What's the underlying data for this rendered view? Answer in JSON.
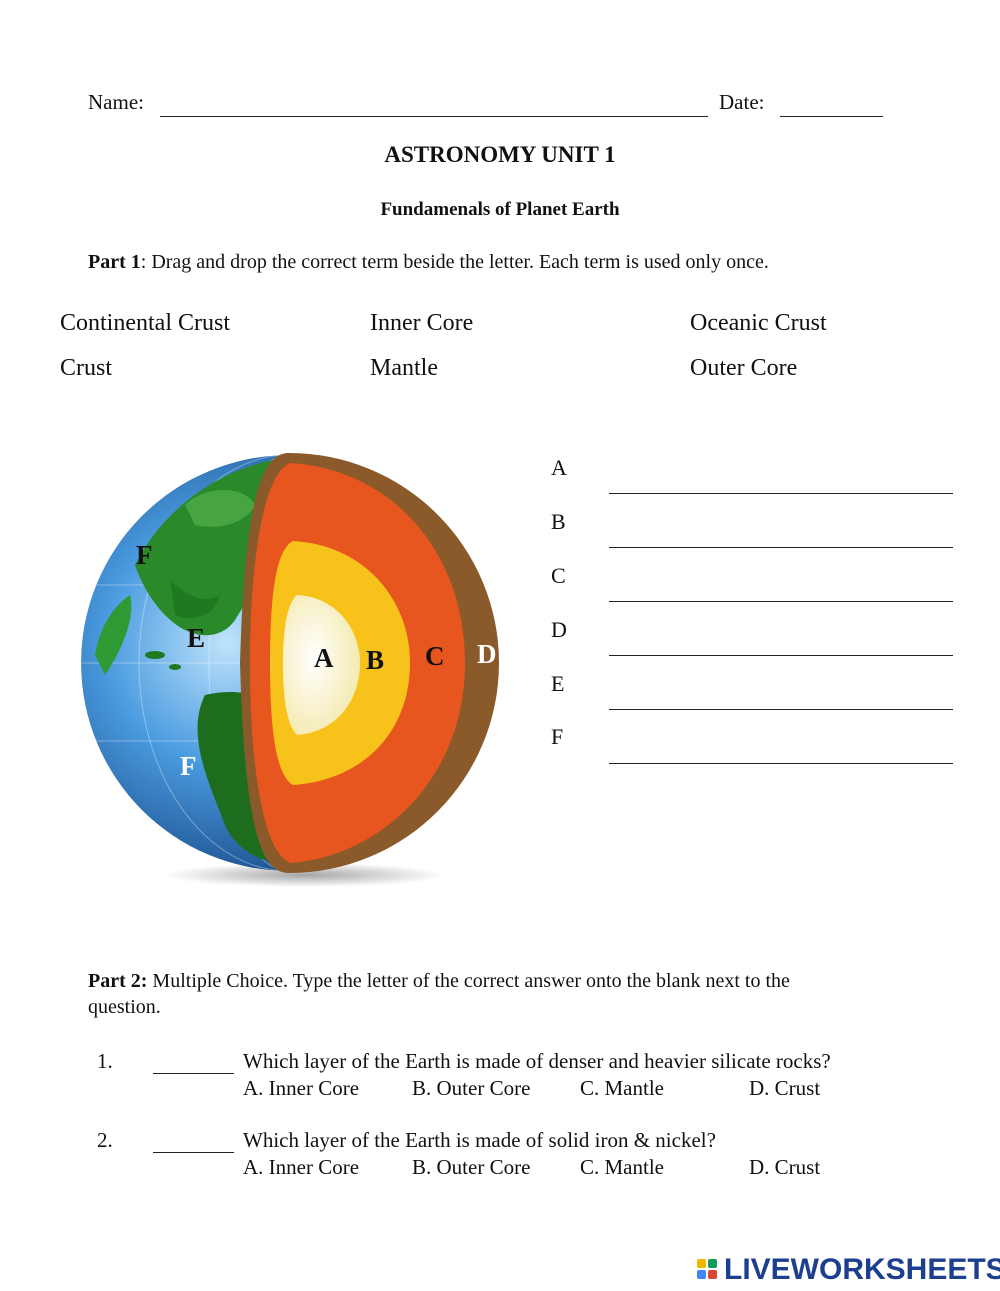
{
  "header": {
    "name_label": "Name:",
    "date_label": "Date:"
  },
  "title": "ASTRONOMY UNIT 1",
  "subtitle": "Fundamenals of Planet Earth",
  "part1": {
    "label": "Part 1",
    "instructions": ":  Drag and drop the correct term beside the letter.  Each term is used only once.",
    "terms": [
      "Continental Crust",
      "Inner Core",
      "Oceanic Crust",
      "Crust",
      "Mantle",
      "Outer Core"
    ],
    "answer_letters": [
      "A",
      "B",
      "C",
      "D",
      "E",
      "F"
    ]
  },
  "diagram": {
    "labels": [
      "A",
      "B",
      "C",
      "D",
      "E",
      "F",
      "F"
    ]
  },
  "part2": {
    "label": "Part 2:",
    "instructions": "  Multiple Choice.   Type the letter of the correct answer onto the blank next to the",
    "instructions_line2": "question.",
    "questions": [
      {
        "number": "1.",
        "text": "Which layer of the Earth is made of denser and heavier silicate rocks?",
        "options": [
          "A.  Inner Core",
          "B.  Outer Core",
          "C.  Mantle",
          "D.  Crust"
        ]
      },
      {
        "number": "2.",
        "text": "Which layer of the Earth is made of solid iron & nickel?",
        "options": [
          "A.  Inner Core",
          "B.  Outer Core",
          "C.  Mantle",
          "D.  Crust"
        ]
      }
    ]
  },
  "logo": {
    "text": "LIVEWORKSHEETS",
    "color": "#1c3f8f"
  },
  "colors": {
    "ocean": "#3f8fd6",
    "land": "#2a8a2a",
    "crust": "#8b5a2b",
    "mantle": "#e8561f",
    "outer_core": "#f7c31a",
    "inner_core": "#fbf6d8"
  }
}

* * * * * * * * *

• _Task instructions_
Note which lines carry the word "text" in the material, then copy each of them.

• _Answer to this task_
        "text": "Which layer of the Earth is made of denser and heavier silicate rocks?",
        "text": "Which layer of the Earth is made of solid iron & nickel?",
    "text": "LIVEWORKSHEETS",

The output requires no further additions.